What to clip with?
Shears, always shears. Two-handled shears for larger shapes, one-handled clippers for smaller ones. I use the Niwaki Topiary Shears as my default for box clipping, but you’d get by fine with Niwaki Garden Shears, and of course would love the Karikomi or Tobisho’s with their incredible curved blades. In fact most shears will do, but Japanese ones have better balance and usually are better made, with higher quality steel. For more detailed work I whip out the GR Pro Topiary Clippers, but anything else one-handed and sharp will do.
What about a hedge cutter?
NO. I find that mechanical hedge cutters do three things badly. 1. They’re much too quick, and if you make a mistake it’s often too late to rectify. 2. Because they’re so quick, you tend to be too easily satisfied (I am, at least) and settle for a poor finish. One particular problem is the temptation to glide over a shape, rather than cut into it, so if there’s a bulge that really ought to be cut back, the hedge cutter tends to glide over it, compounding the problem rather than solving it. 3. Unless they’re really sharp, the blades have a tendency to snag and tear the leaves rather than cut them cleanly. You only notice this days later once the cuts have dried out and you see lots of dry, light brown half-cut bits of foliage hanging on. 4. I know I said 3, but they’re also heavy, and noisy.
Photo by Val Corbett
Other stuff worth knowing
There’s all sorts of other stuff worth knowing – keeping your shears clean and sharp, how important it is to clear up after yourself, sensible tips like using ground sheets on gravel, that sort of stuff. The main thing though, is not to worry too much, and to treat clipping as part of your garden routine and schedule, rather than some strange, once-yearly thing that is disconnected to what you do the rest of the time. Don’t fret over timing, don’t worry if you chop a bit too much off, and above all don’t try and be too clever. Keep it simple, and enjoy it.
Personally, I think topiary and clipped shapes work best when they’re part of the garden as a whole, rather than decorative ornaments. Yes, they can be playful, but should fit in, not stand out, adding to a sense of landscape and place, as opposed to dominating
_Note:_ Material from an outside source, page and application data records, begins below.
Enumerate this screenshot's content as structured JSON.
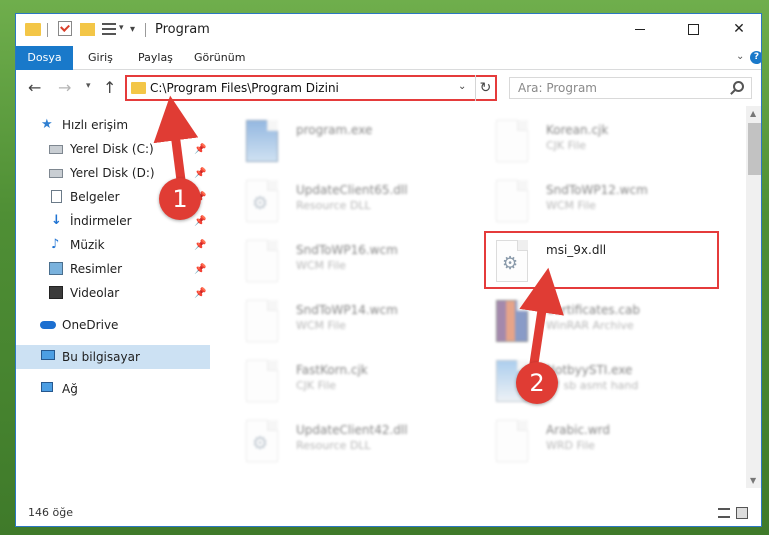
{
  "window": {
    "title": "Program",
    "minimize": "",
    "maximize": "",
    "close": "✕"
  },
  "ribbon": {
    "tabs": [
      "Dosya",
      "Giriş",
      "Paylaş",
      "Görünüm"
    ],
    "help": "?"
  },
  "address": {
    "path": "C:\\Program Files\\Program Dizini",
    "search_placeholder": "Ara: Program"
  },
  "sidebar": {
    "items": [
      {
        "label": "Hızlı erişim",
        "icon": "star-icon"
      },
      {
        "label": "Yerel Disk (C:)",
        "icon": "drive-icon",
        "pinned": true
      },
      {
        "label": "Yerel Disk (D:)",
        "icon": "drive-icon",
        "pinned": true
      },
      {
        "label": "Belgeler",
        "icon": "document-icon",
        "pinned": true
      },
      {
        "label": "İndirmeler",
        "icon": "download-icon",
        "pinned": true
      },
      {
        "label": "Müzik",
        "icon": "music-icon",
        "pinned": true
      },
      {
        "label": "Resimler",
        "icon": "pictures-icon",
        "pinned": true
      },
      {
        "label": "Videolar",
        "icon": "videos-icon",
        "pinned": true
      },
      {
        "label": "OneDrive",
        "icon": "cloud-icon"
      },
      {
        "label": "Bu bilgisayar",
        "icon": "computer-icon",
        "selected": true
      },
      {
        "label": "Ağ",
        "icon": "network-icon"
      }
    ]
  },
  "files": [
    {
      "name": "program.exe",
      "type": "",
      "icon": "exe-icon"
    },
    {
      "name": "Korean.cjk",
      "type": "CJK File",
      "icon": "file-icon"
    },
    {
      "name": "UpdateClient65.dll",
      "type": "Resource DLL",
      "icon": "dll-icon"
    },
    {
      "name": "SndToWP12.wcm",
      "type": "WCM File",
      "icon": "file-icon"
    },
    {
      "name": "SndToWP16.wcm",
      "type": "WCM File",
      "icon": "file-icon"
    },
    {
      "name": "msi_9x.dll",
      "type": "",
      "icon": "dll-icon"
    },
    {
      "name": "SndToWP14.wcm",
      "type": "WCM File",
      "icon": "file-icon"
    },
    {
      "name": "Certificates.cab",
      "type": "WinRAR Archive",
      "icon": "archive-icon"
    },
    {
      "name": "FastKorn.cjk",
      "type": "CJK File",
      "icon": "file-icon"
    },
    {
      "name": "NotbyySTI.exe",
      "type": "97 sb asmt hand",
      "icon": "exe-icon"
    },
    {
      "name": "UpdateClient42.dll",
      "type": "Resource DLL",
      "icon": "dll-icon"
    },
    {
      "name": "Arabic.wrd",
      "type": "WRD File",
      "icon": "file-icon"
    }
  ],
  "status": {
    "count": "146 öğe"
  },
  "annotations": {
    "step1": "1",
    "step2": "2",
    "color": "#e03c34"
  }
}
Tidying up can be fun, or at very least easy, with the right tools.
And you’ll feel pretty good about it too.
Photo by Val Corbett